I once took a Psychology of Gender and Sex class in college and remember the Professor telling us how very little researchers have focused on men’s studies compared to women’s studies. His reasoning behind this phenomenon was that men hold more positions of power within society, and this somehow frequently waives them from being objects of study. What a grave mistake that is. While men have so much influence and affluence in the world, we know relatively little about their psyches.
When it comes to divorce, there may be plenty of myths and preconceived notions about how men deal with and perceive the life-altering event, but there is much less understanding of what really goes on in their minds. Men enter an intense grief throughout the divorce process as with any profound loss, and the way this grief is tightly interlocked with their ego is what causes the most collateral damage.
Men’s Ego and Divorce
Perhaps even more so than women–although that could start a long debate–men have specific roles in society they feel enormous pressure to fulfill. Those roles include being a provider, a protector, and leader of their household within the bonds of marriage and fatherhood. How a man views himself, regarding the success or failure of living up to these societal expectations, is what makes up his ego. Consequently, the breakdown of these roles often means the breakdown of his ego, or sense of self.
In his Huffington Post article called, “Men After Divorce: Ego, Self-Esteem, and Recovery,” Kyle Morrison explains, “[a] man who has been divorced finds himself adrift without knowing his place or worth because he gained so much of his sense of self from his partner and had not developed a true understanding of his real self.”

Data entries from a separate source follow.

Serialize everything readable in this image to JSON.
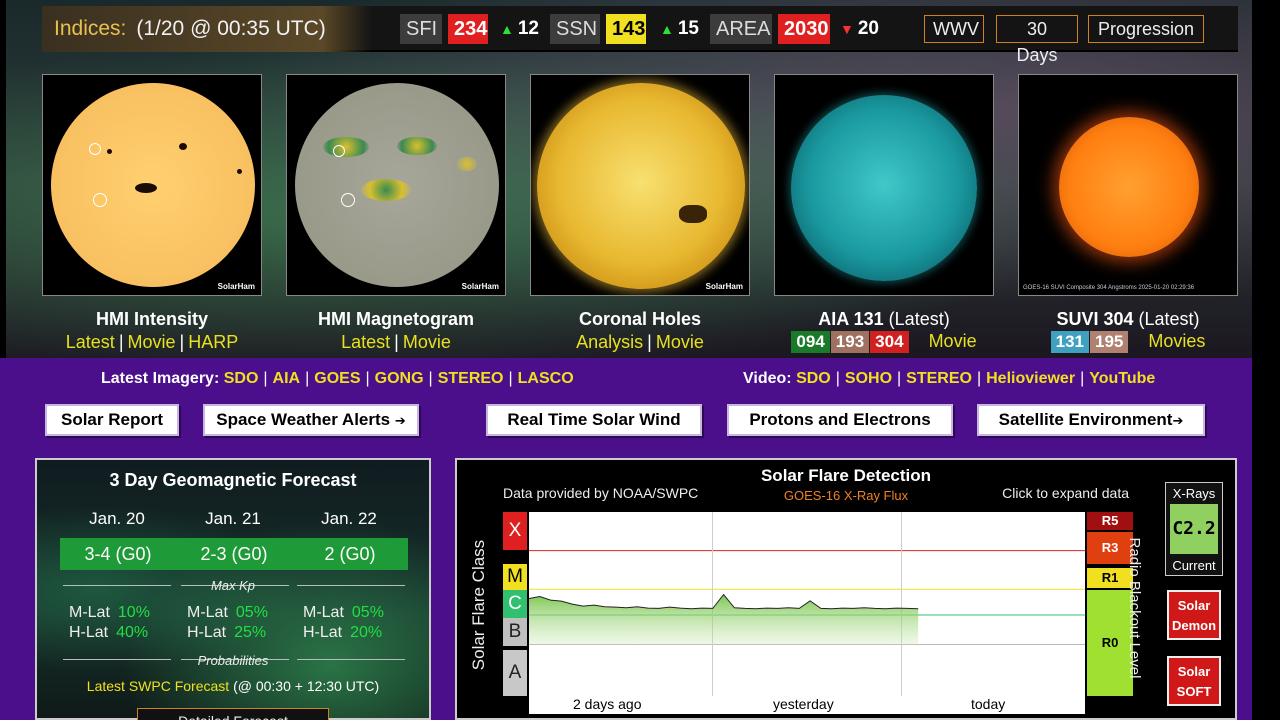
{
  "indices": {
    "label": "Indices:",
    "time": "(1/20 @ 00:35 UTC)",
    "sfi_name": "SFI",
    "sfi_value": "234",
    "sfi_delta": "12",
    "ssn_name": "SSN",
    "ssn_value": "143",
    "ssn_delta": "15",
    "area_name": "AREA",
    "area_value": "2030",
    "area_delta": "20",
    "links": [
      "WWV",
      "30 Days",
      "Progression"
    ]
  },
  "suns": [
    {
      "title": "HMI Intensity",
      "links": [
        "Latest",
        "Movie",
        "HARP"
      ],
      "tag": "SolarHam"
    },
    {
      "title": "HMI Magnetogram",
      "links": [
        "Latest",
        "Movie"
      ],
      "tag": "SolarHam"
    },
    {
      "title": "Coronal Holes",
      "links": [
        "Analysis",
        "Movie"
      ],
      "tag": "SolarHam"
    },
    {
      "title": "AIA 131",
      "title_suffix": "(Latest)",
      "wavelengths": [
        "094",
        "193",
        "304"
      ],
      "movie": "Movie"
    },
    {
      "title": "SUVI 304",
      "title_suffix": "(Latest)",
      "wavelengths": [
        "131",
        "195"
      ],
      "movie": "Movies",
      "caption": "GOES-16 SUVI Composite 304 Angstroms 2025-01-20 02:29:36"
    }
  ],
  "colors": {
    "w094": "#1a7a2a",
    "w193": "#a07060",
    "w304": "#d02020",
    "w131": "#40a0c0",
    "w195": "#b08070"
  },
  "imagery": {
    "label": "Latest Imagery:",
    "links": [
      "SDO",
      "AIA",
      "GOES",
      "GONG",
      "STEREO",
      "LASCO"
    ],
    "video_label": "Video:",
    "video_links": [
      "SDO",
      "SOHO",
      "STEREO",
      "Helioviewer",
      "YouTube"
    ]
  },
  "buttons": {
    "solar_report": "Solar Report",
    "alerts": "Space Weather Alerts",
    "wind": "Real Time Solar Wind",
    "protons": "Protons and Electrons",
    "satellite": "Satellite Environment"
  },
  "geo": {
    "title": "3 Day Geomagnetic Forecast",
    "days": [
      {
        "date": "Jan. 20",
        "kp": "3-4 (G0)",
        "mlat": "10%",
        "hlat": "40%"
      },
      {
        "date": "Jan. 21",
        "kp": "2-3 (G0)",
        "mlat": "05%",
        "hlat": "25%"
      },
      {
        "date": "Jan. 22",
        "kp": "2 (G0)",
        "mlat": "05%",
        "hlat": "20%"
      }
    ],
    "max_kp": "Max Kp",
    "mlat_label": "M-Lat",
    "hlat_label": "H-Lat",
    "probabilities": "Probabilities",
    "swpc_link": "Latest SWPC Forecast",
    "swpc_time": "(@ 00:30 + 12:30 UTC)",
    "detailed": "Detailed Forecast"
  },
  "flare": {
    "title": "Solar Flare Detection",
    "provider": "Data provided by NOAA/SWPC",
    "source": "GOES-16 X-Ray Flux",
    "expand": "Click to expand data",
    "y_label": "Solar Flare Class",
    "right_label": "Radio Blackout Level",
    "classes": [
      "X",
      "M",
      "C",
      "B",
      "A"
    ],
    "x_labels": [
      "2 days ago",
      "yesterday",
      "today"
    ],
    "r_levels": [
      "R5",
      "R3",
      "R1",
      "R0"
    ],
    "xray_label": "X-Rays",
    "xray_value": "C2.2",
    "xray_current": "Current",
    "demon_label": [
      "Solar",
      "Demon"
    ],
    "soft_label": [
      "Solar",
      "SOFT"
    ]
  },
  "chart_data": {
    "type": "area",
    "series": [
      {
        "x": [
          0,
          2,
          4,
          6,
          8,
          10,
          12,
          14,
          16,
          18,
          20,
          22,
          24,
          26,
          28,
          30,
          32,
          34,
          36,
          38,
          40,
          42,
          44,
          46,
          48,
          50,
          52,
          54,
          56,
          58,
          60,
          62,
          64,
          66,
          68,
          70,
          72
        ],
        "y": [
          0.5,
          0.56,
          0.45,
          0.42,
          0.33,
          0.27,
          0.3,
          0.25,
          0.24,
          0.22,
          0.25,
          0.21,
          0.2,
          0.24,
          0.21,
          0.19,
          0.21,
          0.2,
          0.62,
          0.22,
          0.2,
          0.19,
          0.21,
          0.2,
          0.22,
          0.2,
          0.43,
          0.2,
          0.19,
          0.21,
          0.2,
          0.22,
          0.2,
          0.19,
          0.21,
          0.2,
          0.19
        ]
      }
    ]
  }
}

Morrison, a divorced man himself, also explains the destructive behaviors that often result in the uncertain, ego-trampling aftermath of even an uncontested divorce. Many men resort to fleeting efforts at recharging their bruised self-esteem such as overworking themselves, alcohol and drug abuse, or throwing themselves into the dating world irresponsibly. Gaining more fortune or lustful attention from females serves to boost their sense of manhood, but in ways that are shallow and unsatisfyingly transient.
Finding Steady Footing
It seems our culture doesn’t offer much in the way of sympathy or alternative ways to repair the damage of male ego breakdown, an increasingly prevalent syndrome. Instead men feel the need to suck it up, show a strong front, and claim and conquer wealth or women to falsely regain self-esteem.
What men most likely need is to find self-worth and a sense of manhood that comes from within. Manhood should be based on ingrained character traits, such as dignity, morality, and an unbreakable code of honor, attributes that no external circumstances (how ever debilitating they may be) can take away. Hopefully these are the kinds of traits and values we are teaching early to the next generation of men, for a future with less self-destructive behavior and more self-respect. Maybe this would in turn even lead to more successful marriages.